Efficient wrapping or packaging of DNA is critical to enabling gene delivery, where nucleic acids are transported across cell membranes with the help of transfection vectors such as proteins, cationic dendrimers or nanoparticles. Because DNA/RNA transfection is dependent on the size, shape and surface properties of the DNA/RNA-vector complex, control over assembly structure is critical for creating effective transfection agents. Evolving nanomaterials to the clinic requires optimization, which is prohibitively expensive, and a mechanistic understanding of carriers-NA interactions, which remains unknown. Our group attempts to advance tailored materials gene delivery by a multiscale optimization employing all-atom molecular dynamics (MD) simulations, leveraging machine learning algorithms and employing dissipative particle dynamics (DPD) simulations. In this talk, I’ll discuss two avenues for designing nanomaterials for gene delivery: the design of ligand functionalized inorganic nanoparticles and self-assembling DNA-based nanomaterials. We employed atomistic molecular dynamics simulations to understand the binding of nucleic acids to monolayer-protected gold nanoparticles.

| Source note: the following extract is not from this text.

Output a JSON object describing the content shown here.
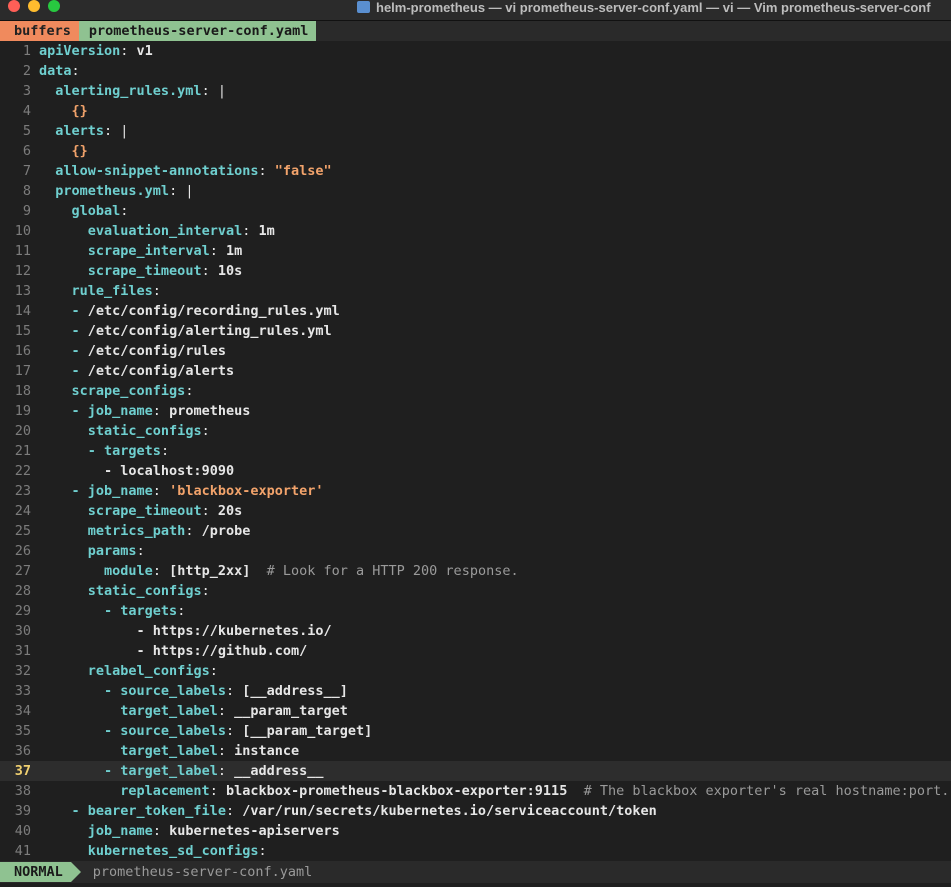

Results from these simulations were analyzed to determine modes of DNA and RNA bending with nanoparticles.
These results allowed us to determine the training data for machine learning algorithms and design novel ligands capable of controlled wrapping of NA around NP. The information from MD simulations was used to parameterize and develop a DPD-based model, which allows for large-scale simulations of self-assembling polyelectrolytes materials and their morphological response to the changes in salt concentration, and we applied this method for the prediction of responsive morphologies of DNA-based micelles and gels. Our results will enable design of more efficient gene delivery systems with enhanced biocompatibility and selectivity.

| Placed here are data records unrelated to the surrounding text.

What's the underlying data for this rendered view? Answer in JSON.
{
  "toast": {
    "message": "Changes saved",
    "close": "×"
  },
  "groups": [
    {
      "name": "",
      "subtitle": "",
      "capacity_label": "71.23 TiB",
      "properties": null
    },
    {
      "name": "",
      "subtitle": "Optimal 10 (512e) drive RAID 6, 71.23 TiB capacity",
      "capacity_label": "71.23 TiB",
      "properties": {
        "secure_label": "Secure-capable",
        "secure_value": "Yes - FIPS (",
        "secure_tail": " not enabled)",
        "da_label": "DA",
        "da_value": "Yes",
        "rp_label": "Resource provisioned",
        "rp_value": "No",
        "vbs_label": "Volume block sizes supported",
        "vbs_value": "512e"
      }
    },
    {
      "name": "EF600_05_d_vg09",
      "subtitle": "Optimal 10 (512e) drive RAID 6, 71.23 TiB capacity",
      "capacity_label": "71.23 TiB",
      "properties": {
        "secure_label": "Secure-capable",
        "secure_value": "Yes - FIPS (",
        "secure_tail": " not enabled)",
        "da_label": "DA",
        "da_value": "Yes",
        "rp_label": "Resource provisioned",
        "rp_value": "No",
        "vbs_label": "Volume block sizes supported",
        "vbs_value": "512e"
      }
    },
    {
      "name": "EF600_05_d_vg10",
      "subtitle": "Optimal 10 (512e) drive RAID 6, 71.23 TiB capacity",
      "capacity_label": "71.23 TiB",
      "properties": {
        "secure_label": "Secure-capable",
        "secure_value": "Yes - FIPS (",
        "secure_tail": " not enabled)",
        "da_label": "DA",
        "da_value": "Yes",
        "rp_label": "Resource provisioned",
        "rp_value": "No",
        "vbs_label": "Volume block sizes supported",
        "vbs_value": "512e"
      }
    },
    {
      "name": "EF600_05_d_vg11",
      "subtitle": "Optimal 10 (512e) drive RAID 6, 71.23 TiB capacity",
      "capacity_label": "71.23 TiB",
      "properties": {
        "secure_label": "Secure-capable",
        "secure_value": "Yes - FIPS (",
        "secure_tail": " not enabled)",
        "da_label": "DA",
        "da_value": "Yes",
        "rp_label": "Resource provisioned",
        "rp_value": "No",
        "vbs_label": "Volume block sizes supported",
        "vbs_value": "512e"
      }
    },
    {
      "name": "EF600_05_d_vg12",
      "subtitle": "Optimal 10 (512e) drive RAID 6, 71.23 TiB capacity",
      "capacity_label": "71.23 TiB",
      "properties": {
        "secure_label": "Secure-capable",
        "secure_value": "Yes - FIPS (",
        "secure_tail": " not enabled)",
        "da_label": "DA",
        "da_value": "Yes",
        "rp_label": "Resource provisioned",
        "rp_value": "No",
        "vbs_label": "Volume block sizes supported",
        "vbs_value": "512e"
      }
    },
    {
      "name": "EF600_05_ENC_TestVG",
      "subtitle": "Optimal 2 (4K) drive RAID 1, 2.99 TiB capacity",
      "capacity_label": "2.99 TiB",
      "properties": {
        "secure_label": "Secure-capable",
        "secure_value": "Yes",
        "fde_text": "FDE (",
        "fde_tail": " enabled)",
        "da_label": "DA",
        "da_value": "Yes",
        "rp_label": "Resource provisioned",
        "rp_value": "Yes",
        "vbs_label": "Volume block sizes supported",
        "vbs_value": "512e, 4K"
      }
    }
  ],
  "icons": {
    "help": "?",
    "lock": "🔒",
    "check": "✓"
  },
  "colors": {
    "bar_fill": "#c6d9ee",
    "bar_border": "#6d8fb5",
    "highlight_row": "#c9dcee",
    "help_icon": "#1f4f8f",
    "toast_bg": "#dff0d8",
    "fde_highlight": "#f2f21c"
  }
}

Bio: Yaroslava G. Yingling is a professor of materials science and engineering at North Carolina State University. She received her university diploma in computer science and engineering from St. Petersburg State Technical University of Russia in 1996 and her doctorate in materials engineering and high performance computing from the Pennsylvania State University in 2002. She carried out postdoctoral research at Penn State University's Department of Chemistry and the National Institutes of Health National Cancer Institute prior to joining North Carolina State University in 2007. She received the National Science Foundation CAREER award (2012), American Chemical Society Open Eye Young Investigator Award (2012) and was named a NCSU University Faculty Scholar in 2014. Research interests in Yingling’s group are focused on the development of soft materials informatics, advanced computational models and novel algorithms for multiscale molecular modeling of soft and biological materials and aim to provide a fundamental understanding of the structure-property relations of a variety of soft materials systems that are formed through the process of self-assembly,
Host: Associate Professor Alon Gorodetsky